These wins were all the more special because Ulla's sire, Ch Lecibsin Salo of TabanyaRuu JW ShCM, also won his first CC and Best Opposite Sex in Show at this same show 5 years earlier.   The family resemblance between Ulla and her special dad made for an emotional day for a lot of us.

Ch Lecibsin Salo of TabanyaRuu JW ShCM with Liz Mowatt
Ulla December 2017 - photo Thomas Hinchliffe

Here are a few of Ulla's top wins in her career to date:

Reserve Best Bitch - Midland Counties - judge Helena Hutchings-Brooks 
Reserve Challenge Certificate - Driffield - judge breed specialist Vikki Lloyd
Junior Warrant 

Best of Breed - WELKS - judge Cath Moffat
Winner Special Beginners Stakes - WELKS - judge Joe Smith
Reserve Challenge Certificate - Birmingham National - judge Liz Cartledge
Best Opposite Sex - Midland Counties - judge Helen Gutteridge

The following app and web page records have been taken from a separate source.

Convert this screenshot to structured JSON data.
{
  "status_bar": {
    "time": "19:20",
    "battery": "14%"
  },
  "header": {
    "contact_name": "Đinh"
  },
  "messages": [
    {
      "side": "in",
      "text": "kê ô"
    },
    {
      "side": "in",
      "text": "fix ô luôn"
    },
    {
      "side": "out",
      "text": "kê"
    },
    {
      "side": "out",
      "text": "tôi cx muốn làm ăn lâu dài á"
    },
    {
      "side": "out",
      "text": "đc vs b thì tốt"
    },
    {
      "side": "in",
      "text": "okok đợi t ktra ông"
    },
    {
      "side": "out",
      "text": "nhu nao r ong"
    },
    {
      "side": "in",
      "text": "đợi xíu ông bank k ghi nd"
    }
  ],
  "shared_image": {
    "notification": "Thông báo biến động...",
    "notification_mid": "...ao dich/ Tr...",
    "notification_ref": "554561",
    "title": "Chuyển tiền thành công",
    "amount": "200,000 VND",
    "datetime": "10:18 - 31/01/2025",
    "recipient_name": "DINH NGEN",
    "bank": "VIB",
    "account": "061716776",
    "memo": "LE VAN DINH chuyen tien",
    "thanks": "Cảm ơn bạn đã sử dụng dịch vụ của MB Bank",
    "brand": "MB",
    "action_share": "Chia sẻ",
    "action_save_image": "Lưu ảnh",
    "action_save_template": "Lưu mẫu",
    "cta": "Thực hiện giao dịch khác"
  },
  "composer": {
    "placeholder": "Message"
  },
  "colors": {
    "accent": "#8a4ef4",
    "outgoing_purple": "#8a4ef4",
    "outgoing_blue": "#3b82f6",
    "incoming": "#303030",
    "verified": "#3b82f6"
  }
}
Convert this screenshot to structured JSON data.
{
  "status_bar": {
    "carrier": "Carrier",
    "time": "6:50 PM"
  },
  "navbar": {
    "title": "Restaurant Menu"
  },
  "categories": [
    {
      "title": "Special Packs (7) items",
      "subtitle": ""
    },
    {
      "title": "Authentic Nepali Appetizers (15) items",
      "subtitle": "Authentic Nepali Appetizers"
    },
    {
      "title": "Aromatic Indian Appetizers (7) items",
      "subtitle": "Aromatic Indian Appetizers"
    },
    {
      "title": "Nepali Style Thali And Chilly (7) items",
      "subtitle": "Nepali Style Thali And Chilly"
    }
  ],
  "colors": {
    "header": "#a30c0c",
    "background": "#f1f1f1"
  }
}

Gave birth to 3 gorgeous puppies, the Sisko litter

1st Limit Bitch - Crufts - judge breed specialist Pat Patch
Best in Show - FL Club of GB - judge Juha Kares, Finland

Just after judging finished

At some point the full results should appear on the Club website here

The judge gave Ulla the most lovely critique I've ever read... but I can't reprint it here until it has been published in the dog paper.  Watch this space.  But it said, among other things, that she was perfect and that he loved her.  Well, who wouldn't! 

Tuesday, 28 August 2018

12-week check in

At the time of writing the Sisko girls are just about 12 weeks old.  They are deep into training, socialisation and ... swimming.  At least one is a skilled escape artist like her dad, at least one other is super-clever like her great-great-granny, at least another is a very good girl like her mama.   But they are all, without exception, loving the water like their maternal grandpa.  Actually, come to think of it, he was a pretty good escapologist himself, so I guess these puppies don't stand a chance.  Or, should I say, their families don't.

Big thanks to their families for frequent updates and some photos.  I'm still waiting for the swimming video, but hopefully that will be along too in due course.


At home in her new garden

Got the paddling pool sorted

A day at work

Insta-famous at Pets at Home


Mid-game with new big brother, Bergen

Being a good girl

Growing up pup

Also got the paddling pool sorted

who is now also called Nukka

"I'm allowed on the table, right?"

Getting sleepy

Playing tug with Mr Fox

Another sweet wet pup